The circuit boards of this clock are commercialised by RLB Designs, visit their website if you wish to place an order. Additionally, I can make custom, finely hand-crafted cases such as the one shown below if you ask for one (see contact link on the right).
If you consider building a nixie clock without using pre-designed PCBs, these website might prove helpful :
- Mike Harrison, Build a Nixie-tube clock — Lots of informations about nixie clock circuits. In particular, you may want check the schematics of his clock and his power supply circuit.
- M. Moorrees, Nixie Stuff — Another high-quality information source about nixie clock circuits.
Besides RLB Design's platform, here is another Arduino-compatible option for you nixie clock :
- ArduiNIX, ArduiNIX shield for Arduino Uno — The ArduiNIX shield is a user open-source programmable platform for driving multiplexed nixie tubes or other high voltage displays.
Some links about nixie tubes themselves :
- ExplainThatStuff, How nixie tubes work — In depth explanations on nixie physics and operation.
- Wikipedia, Nixie tube — A rather complete article.
- Tube-Tester, Nixie World — Huge nixie tube inventory.
- Evil Mad Scientist, Nixie tube take-appart — The dissection of a nixie tube is performed, with neat pictures.
On this website
If you want to stay here, I would suggest you read :
- IN-18 nixie tube clock — My very first nixie clock and serious Arduino project altogether.
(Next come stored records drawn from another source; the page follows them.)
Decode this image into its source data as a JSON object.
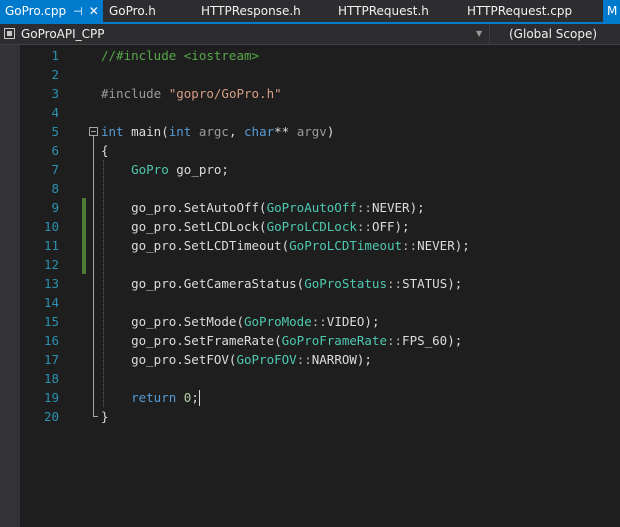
{
  "tabs": [
    {
      "label": "GoPro.cpp",
      "active": true,
      "pinned": true,
      "closable": true
    },
    {
      "label": "GoPro.h"
    },
    {
      "label": "HTTPResponse.h"
    },
    {
      "label": "HTTPRequest.h"
    },
    {
      "label": "HTTPRequest.cpp"
    },
    {
      "label": "M"
    }
  ],
  "navbar": {
    "project": "GoProAPI_CPP",
    "scope": "(Global Scope)"
  },
  "editor": {
    "line_numbers": [
      "1",
      "2",
      "3",
      "4",
      "5",
      "6",
      "7",
      "8",
      "9",
      "10",
      "11",
      "12",
      "13",
      "14",
      "15",
      "16",
      "17",
      "18",
      "19",
      "20"
    ],
    "lines": [
      [
        {
          "t": "//#include <iostream>",
          "c": "comment"
        }
      ],
      [],
      [
        {
          "t": "#include ",
          "c": "pre"
        },
        {
          "t": "\"gopro/GoPro.h\"",
          "c": "str"
        }
      ],
      [],
      [
        {
          "t": "int",
          "c": "kw"
        },
        {
          "t": " main(",
          "c": "plain"
        },
        {
          "t": "int",
          "c": "kw"
        },
        {
          "t": " ",
          "c": "plain"
        },
        {
          "t": "argc",
          "c": "param"
        },
        {
          "t": ", ",
          "c": "plain"
        },
        {
          "t": "char",
          "c": "kw"
        },
        {
          "t": "** ",
          "c": "plain"
        },
        {
          "t": "argv",
          "c": "param"
        },
        {
          "t": ")",
          "c": "plain"
        }
      ],
      [
        {
          "t": "{",
          "c": "plain"
        }
      ],
      [
        {
          "t": "    ",
          "c": "plain"
        },
        {
          "t": "GoPro",
          "c": "type"
        },
        {
          "t": " go_pro;",
          "c": "plain"
        }
      ],
      [],
      [
        {
          "t": "    go_pro.SetAutoOff(",
          "c": "plain"
        },
        {
          "t": "GoProAutoOff",
          "c": "type"
        },
        {
          "t": "::",
          "c": "op"
        },
        {
          "t": "NEVER);",
          "c": "plain"
        }
      ],
      [
        {
          "t": "    go_pro.SetLCDLock(",
          "c": "plain"
        },
        {
          "t": "GoProLCDLock",
          "c": "type"
        },
        {
          "t": "::",
          "c": "op"
        },
        {
          "t": "OFF);",
          "c": "plain"
        }
      ],
      [
        {
          "t": "    go_pro.SetLCDTimeout(",
          "c": "plain"
        },
        {
          "t": "GoProLCDTimeout",
          "c": "type"
        },
        {
          "t": "::",
          "c": "op"
        },
        {
          "t": "NEVER);",
          "c": "plain"
        }
      ],
      [],
      [
        {
          "t": "    go_pro.GetCameraStatus(",
          "c": "plain"
        },
        {
          "t": "GoProStatus",
          "c": "type"
        },
        {
          "t": "::",
          "c": "op"
        },
        {
          "t": "STATUS);",
          "c": "plain"
        }
      ],
      [],
      [
        {
          "t": "    go_pro.SetMode(",
          "c": "plain"
        },
        {
          "t": "GoProMode",
          "c": "type"
        },
        {
          "t": "::",
          "c": "op"
        },
        {
          "t": "VIDEO);",
          "c": "plain"
        }
      ],
      [
        {
          "t": "    go_pro.SetFrameRate(",
          "c": "plain"
        },
        {
          "t": "GoProFrameRate",
          "c": "type"
        },
        {
          "t": "::",
          "c": "op"
        },
        {
          "t": "FPS_60);",
          "c": "plain"
        }
      ],
      [
        {
          "t": "    go_pro.SetFOV(",
          "c": "plain"
        },
        {
          "t": "GoProFOV",
          "c": "type"
        },
        {
          "t": "::",
          "c": "op"
        },
        {
          "t": "NARROW);",
          "c": "plain"
        }
      ],
      [],
      [
        {
          "t": "    ",
          "c": "plain"
        },
        {
          "t": "return",
          "c": "kw"
        },
        {
          "t": " ",
          "c": "plain"
        },
        {
          "t": "0",
          "c": "num"
        },
        {
          "t": ";",
          "c": "plain"
        }
      ],
      [
        {
          "t": "}",
          "c": "plain"
        }
      ]
    ]
  }
}
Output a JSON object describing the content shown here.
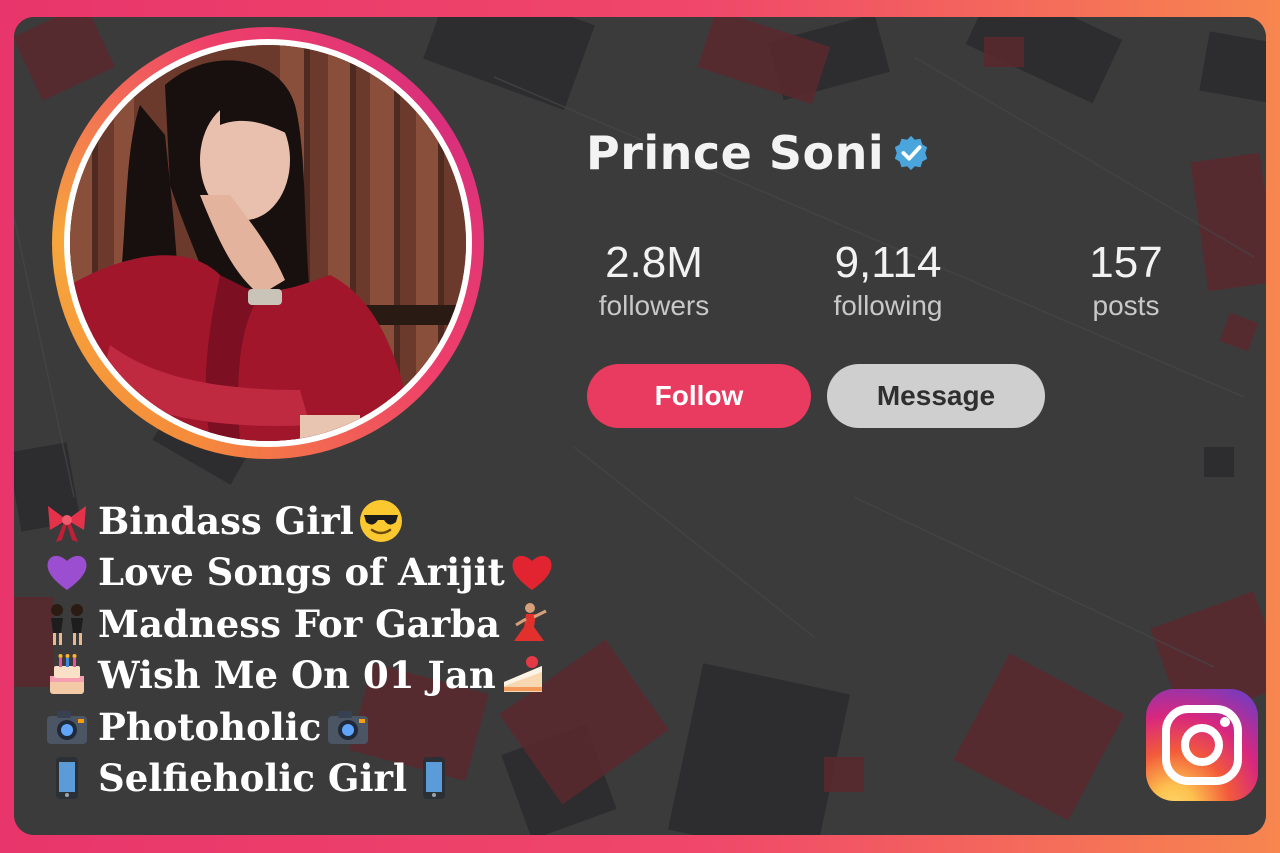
{
  "profile": {
    "name": "Prince Soni",
    "verified": true,
    "avatar_icon": "profile-photo"
  },
  "stats": [
    {
      "value": "2.8M",
      "label": "followers"
    },
    {
      "value": "9,114",
      "label": "following"
    },
    {
      "value": "157",
      "label": "posts"
    }
  ],
  "actions": {
    "follow_label": "Follow",
    "message_label": "Message"
  },
  "bio": [
    {
      "text": "Bindass Girl",
      "lead_icon": "ribbon-icon",
      "trail_icon": "sunglasses-face-icon"
    },
    {
      "text": "Love Songs of Arijit",
      "lead_icon": "purple-heart-icon",
      "trail_icon": "red-heart-icon"
    },
    {
      "text": "Madness For Garba",
      "lead_icon": "dancers-icon",
      "trail_icon": "dancer-icon"
    },
    {
      "text": "Wish Me On 01 Jan",
      "lead_icon": "birthday-cake-icon",
      "trail_icon": "cake-slice-icon"
    },
    {
      "text": "Photoholic ",
      "lead_icon": "camera-icon",
      "trail_icon": "camera-icon"
    },
    {
      "text": "Selfieholic Girl",
      "lead_icon": "mobile-phone-icon",
      "trail_icon": "mobile-phone-icon"
    }
  ],
  "brand": {
    "logo_icon": "instagram-icon",
    "accent": "#e93a5f",
    "frame_gradient": [
      "#e8356b",
      "#f7864f"
    ]
  }
}
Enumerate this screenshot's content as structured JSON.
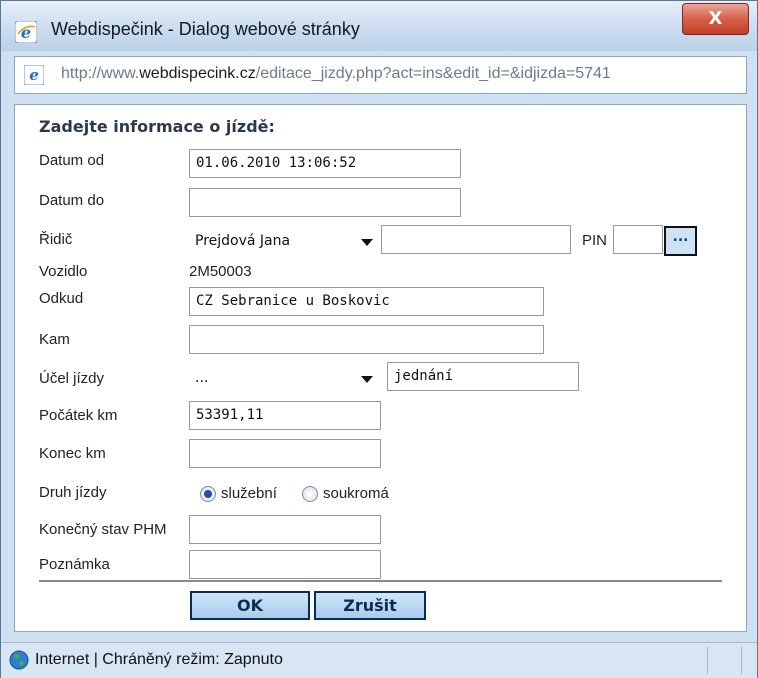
{
  "window": {
    "title": "Webdispečink - Dialog webové stránky",
    "close_label": "X"
  },
  "address": {
    "prefix": "http://www.",
    "domain": "webdispecink.cz",
    "path": "/editace_jizdy.php?act=ins&edit_id=&idjizda=5741"
  },
  "form": {
    "heading": "Zadejte informace o jízdě:",
    "datum_od": {
      "label": "Datum od",
      "value": "01.06.2010 13:06:52"
    },
    "datum_do": {
      "label": "Datum do",
      "value": ""
    },
    "ridic": {
      "label": "Řidič",
      "selected": "Prejdová Jana",
      "text": "",
      "pin_label": "PIN",
      "pin_value": "",
      "pick_label": "..."
    },
    "vozidlo": {
      "label": "Vozidlo",
      "value": "2M50003"
    },
    "odkud": {
      "label": "Odkud",
      "value": "CZ Sebranice u Boskovic"
    },
    "kam": {
      "label": "Kam",
      "value": ""
    },
    "ucel": {
      "label": "Účel jízdy",
      "selected": "...",
      "text": "jednání"
    },
    "pocatek_km": {
      "label": "Počátek km",
      "value": "53391,11"
    },
    "konec_km": {
      "label": "Konec km",
      "value": ""
    },
    "druh": {
      "label": "Druh jízdy",
      "option1": "služební",
      "option2": "soukromá",
      "selected": "služební"
    },
    "phm": {
      "label": "Konečný stav PHM",
      "value": ""
    },
    "poznamka": {
      "label": "Poznámka",
      "value": ""
    },
    "ok_label": "OK",
    "cancel_label": "Zrušit"
  },
  "status": {
    "text": "Internet | Chráněný režim: Zapnuto"
  },
  "colors": {
    "accent": "#1f4fa8",
    "button_bg": "#b6d6f1",
    "close": "#c9452c"
  }
}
The circuit structure as well as the coding share many similarities with Robin's clock.
- Nixie tube at 300 000 V — A little fun with nixies tubes and a Tesla coil. It produced very beautiful displays, which also highlight how a nixie tube works in normal conditions.